# Interface dataset entries
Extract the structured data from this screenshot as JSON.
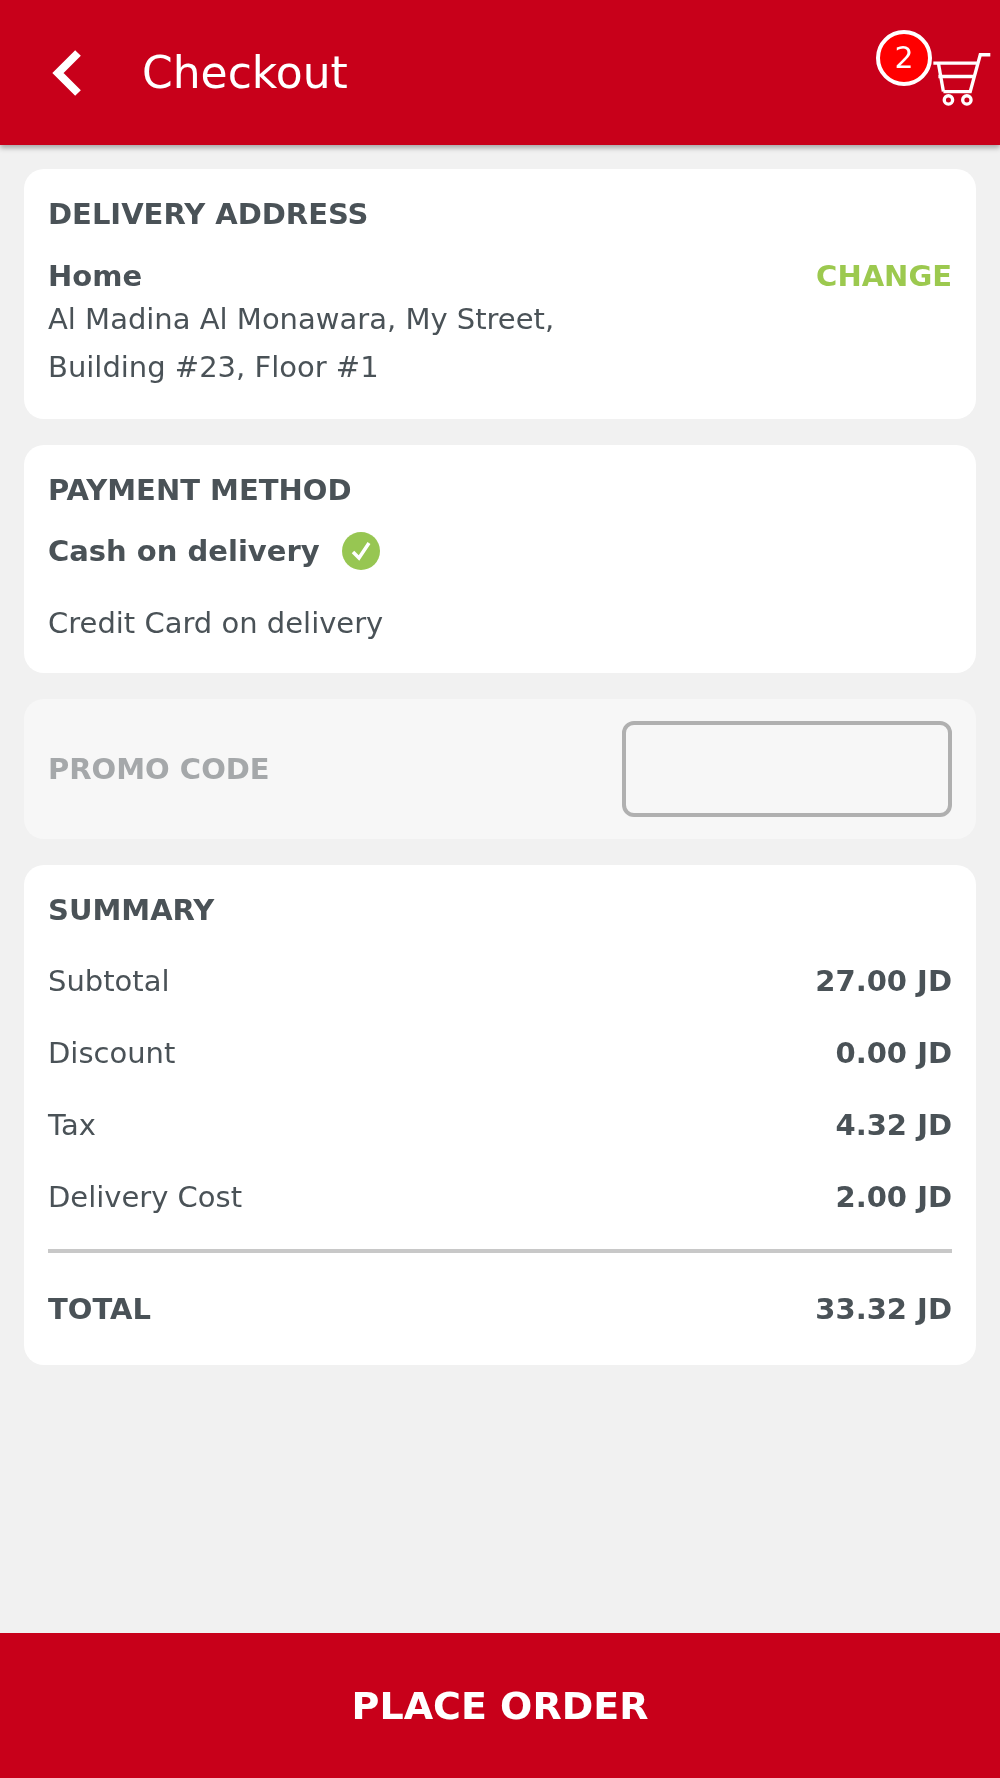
{
  "header": {
    "title": "Checkout",
    "cart_count": "2"
  },
  "delivery_address": {
    "heading": "DELIVERY ADDRESS",
    "name": "Home",
    "change_label": "CHANGE",
    "lines": [
      "Al Madina Al Monawara, My Street,",
      "Building #23, Floor #1"
    ]
  },
  "payment_method": {
    "heading": "PAYMENT METHOD",
    "options": [
      {
        "label": "Cash on delivery",
        "selected": true
      },
      {
        "label": "Credit Card on delivery",
        "selected": false
      }
    ]
  },
  "promo_code": {
    "label": "PROMO CODE"
  },
  "summary": {
    "heading": "SUMMARY",
    "rows": [
      {
        "label": "Subtotal",
        "value": "27.00 JD"
      },
      {
        "label": "Discount",
        "value": "0.00 JD"
      },
      {
        "label": "Tax",
        "value": "4.32 JD"
      },
      {
        "label": "Delivery Cost",
        "value": "2.00 JD"
      }
    ],
    "total": {
      "label": "TOTAL",
      "value": "33.32 JD"
    }
  },
  "place_order": "PLACE ORDER"
}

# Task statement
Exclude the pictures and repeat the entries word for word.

# Finished task
Extract the structured data from this screenshot as JSON.
{
  "header": {
    "title": "Checkout",
    "cart_count": "2"
  },
  "delivery_address": {
    "heading": "DELIVERY ADDRESS",
    "name": "Home",
    "change_label": "CHANGE",
    "lines": [
      "Al Madina Al Monawara, My Street,",
      "Building #23, Floor #1"
    ]
  },
  "payment_method": {
    "heading": "PAYMENT METHOD",
    "options": [
      {
        "label": "Cash on delivery",
        "selected": true
      },
      {
        "label": "Credit Card on delivery",
        "selected": false
      }
    ]
  },
  "promo_code": {
    "label": "PROMO CODE"
  },
  "summary": {
    "heading": "SUMMARY",
    "rows": [
      {
        "label": "Subtotal",
        "value": "27.00 JD"
      },
      {
        "label": "Discount",
        "value": "0.00 JD"
      },
      {
        "label": "Tax",
        "value": "4.32 JD"
      },
      {
        "label": "Delivery Cost",
        "value": "2.00 JD"
      }
    ],
    "total": {
      "label": "TOTAL",
      "value": "33.32 JD"
    }
  },
  "place_order": "PLACE ORDER"
}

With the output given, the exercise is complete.